- Emulating the characteristic movements and 'spirits' of the fighting animals who symbolically represent the attributes of specific tribes.

  • Snake = Dan
  • Lion = Judah
  • Deer = Naftali
  • Bull = Joseph
  • Two-headed cow = Ephraim
  • Donkey = Issachar
  • Wolf = Benjamin
  • Great Eagle = Levi (and our master Moses)
  • Monkey = The letter "Qof" (not a tribe per se, but simply a letter) 

Qesheth Warrior Arts

  • Qesheth is the Hebrew word for "bow" (as in "bow and arrow").
  • Qesheth also refers to arched, bent, or looped limbs, as well as an arch, an ellipse, or a physical power.
  • The Qesheth method refers to always striking with an arched limb in a looping, elliptical, or circular manner, and is employed using both the upper and lower limbs, striking with any surface on the limbs.
  • The Qesheth method is also applied in pushing, pressing, and locking joints, using either the arms or the legs. 

The Aleph-Beth Fighting System

  •  Abir practitioners learn to assume the forms of the twenty-two Hebrew letters in all of their seven types of combat applications.
  •  The Aleph-Beth system includes several of the Hebrew fonts, which are applied both in armed and unarmed combat.

"Forms" Training (Tavniyoth)  

Preparatory Exercise (Hakhanah)

"Strengthening" (Ḥithhazquth)

  • Practitioners empower their spirit with Torah-study, faith, and prayer.
  • Abir practitioners also build a powerful, yet fluid, physical vessel for moving and directing energy in accordance with God's will.
  • Abir applied emotional/motion/motivational healing arts.

"Connection"-Building (Ḥibbur)
Ḥibbur means "connection" and refers to becoming acquainted with the God of Israel, the Torah of Israel, and the land of Israel, and also includes becoming connected with our ancestors through all of the various divisions of the Abir program:

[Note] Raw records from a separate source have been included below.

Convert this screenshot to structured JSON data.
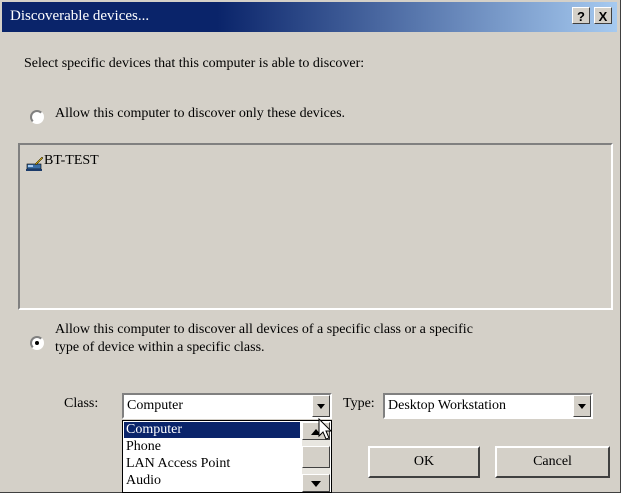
{
  "window": {
    "title": "Discoverable devices...",
    "help_label": "?",
    "close_label": "X"
  },
  "instructions": "Select specific devices that this computer is able to discover:",
  "option_specific": {
    "label": "Allow this computer to discover only these devices.",
    "selected": false
  },
  "device_list": [
    {
      "name": "BT-TEST",
      "icon": "computer-icon"
    }
  ],
  "option_class": {
    "label_line1": "Allow this computer to discover all devices of a specific class or a specific",
    "label_line2": "type of device within a specific class.",
    "selected": true
  },
  "class_field": {
    "label": "Class:",
    "value": "Computer",
    "options": [
      "Computer",
      "Phone",
      "LAN Access Point",
      "Audio"
    ]
  },
  "type_field": {
    "label": "Type:",
    "value": "Desktop Workstation"
  },
  "buttons": {
    "ok": "OK",
    "cancel": "Cancel"
  }
}
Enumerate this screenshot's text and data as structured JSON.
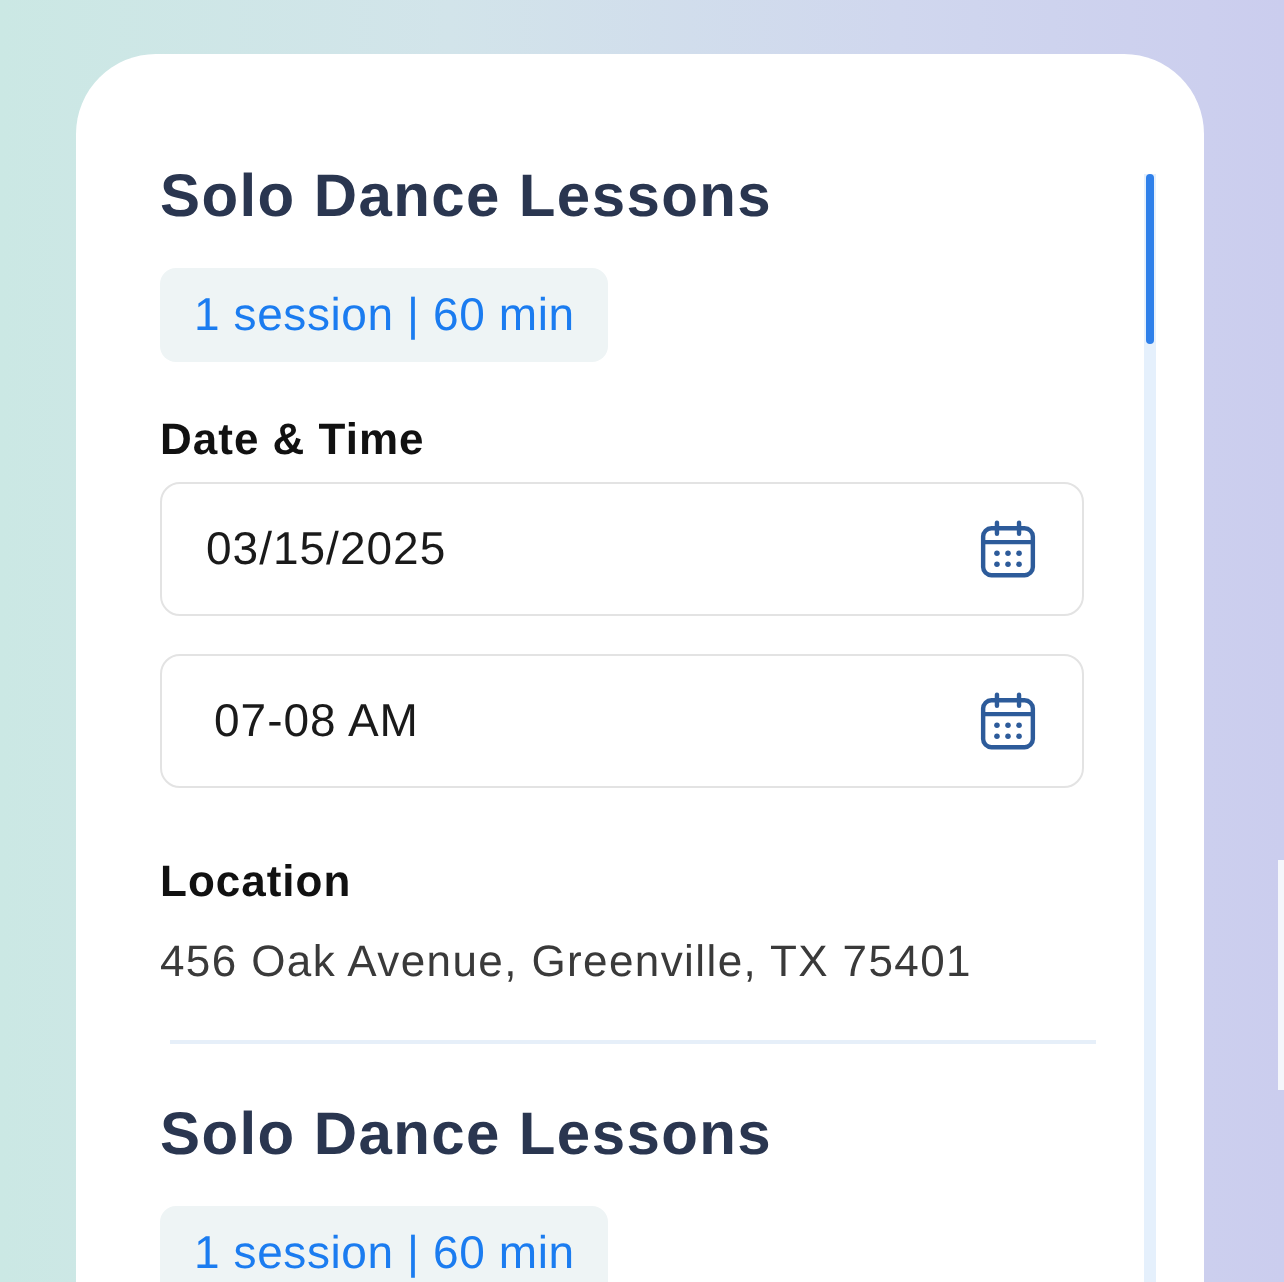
{
  "sessions": [
    {
      "title": "Solo Dance Lessons",
      "badge": "1 session | 60 min",
      "date_time": {
        "label": "Date & Time",
        "fields": [
          {
            "kind": "date",
            "value": "03/15/2025"
          },
          {
            "kind": "time",
            "value": "07-08 AM"
          }
        ]
      },
      "location": {
        "label": "Location",
        "address": "456 Oak Avenue, Greenville, TX 75401"
      }
    },
    {
      "title": "Solo Dance Lessons",
      "badge": "1 session | 60 min"
    }
  ]
}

1. Visiting the tribal regions of the land of Israel and the battlegrounds where we fought as a nation at war over our long history.
2. Learning how to make weapons as our ancestors did.
3. Becoming a master of endangered Israelite ritual skills:
* Making traditional Israelite clothing
* Tying fringes (tsitsith) on shawls (tallith) and other four-cornered garments
* Slaughtering animals according to Jewish law (sheḥitah)
* Circumcision (milah)
* Scribal arts (safruth), especially using the reed quill (qolmos)
* Preparing both split (qelaf) and un-split (gewil) hides for scribal use
* Preparing special ink (diyoh) for scribal use
* Building ritual baths (miqwaoth)
4. Learning time-honored Israelite agricultural skills:
* Farming and growing food 
* Saddle-making
* Horsemanship
* Animal husbandry
5. Taking the time to become familiar with the "four corners" of the land of Israel, paying special attention to deserts, forests, and valleys.
6. Studying the people of Israel using scientific and historical methodologies and resources.
7. Meeting with Abir practitioners from around the world and establishing fellowship among the children of Israel.
8. Conducting outreach to inform those uninformed about Abir through lectures, speaking engagements, seminars, and demonstrations for groups and institutions.